Geological and Environmental Engineering | Article | Published 2021-04-01

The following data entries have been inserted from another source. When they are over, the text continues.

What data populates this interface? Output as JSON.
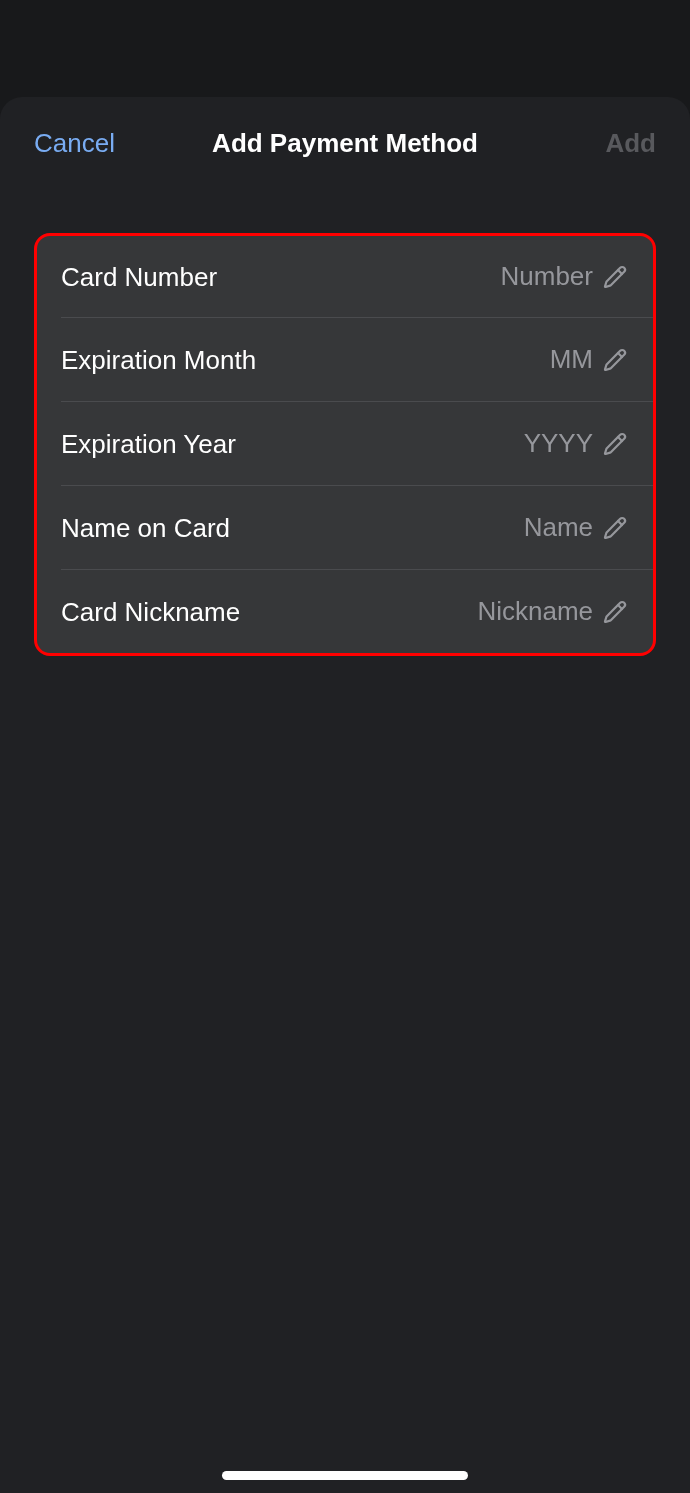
{
  "nav_bar": {
    "cancel": {
      "label": "Cancel"
    },
    "title": "Add Payment Method",
    "add": {
      "label": "Add",
      "disabled": true
    }
  },
  "form": {
    "highlighted": true,
    "fields": [
      {
        "label": "Card Number",
        "placeholder": "Number"
      },
      {
        "label": "Expiration Month",
        "placeholder": "MM"
      },
      {
        "label": "Expiration Year",
        "placeholder": "YYYY"
      },
      {
        "label": "Name on Card",
        "placeholder": "Name"
      },
      {
        "label": "Card Nickname",
        "placeholder": "Nickname"
      }
    ]
  }
}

Central Asia (CA) is one of the main loess regions in the world and provides important information for the understanding of paleoclimate and paleoenvironmental changes. However, the spatio-temporal variability of the loess distribution is still not fully understood. Combining previous studies with our recent field investigations, we focus on the spatial distribution and ages of loess sediments in CA. Loess sediments are mainly distributed on the windward piedmonts of Central Asian high mountains, e.g. the Tianshan Mountains, Kunlun Mountains, and river terraces, with distinct pedogenic characteristics. The distribution of loess sediments is not only related to atmospheric circulations and regional climate but also closely related to landforms. Based on field observations and the pedogenic environment, we recommend that the loess distribution should be divided into three subregions (Western CA, Northern CA, and Eastern CA), which are approximately coincident with the 60% and 30% winter-half year’s precipitation percentage contours, and also correspond to three loess depocenters with thicknesses over 200 m. Paleomagnetic, luminescence dating and AMS 14C geochronology indicated that most of the loess outcrops have developed since the last interglacial-glacial period; although CA loess sediments can span the entire Quaternary period and even extend into the Pliocene. AMS 14C can provide reliable ages for the last 25–30 kyr. Quartz OSL and K-feldspar post-infrared infrared stimulated luminescence (pIRIR) dating techniques, based on well-bleached natural environmental materials, can provide reliable ages younger than 80 ka. The luminescence ages of older samples may be underestimated due to signal saturation problems. Dating of deposits at some elevated locations in CA shows rapid and discontinuous deposition, implying that caution is required in the interpretation of proxies and paleoenvironment. Spatial-temporal distributions of Central Asian loess luminescence ages indicate different clusters in different loess subregions, but generally, the periods of strong dust activity occurred during cold glacial periods or stadials. New dating techniques should be developed to enable high-resolution paleoclimate reconstruction.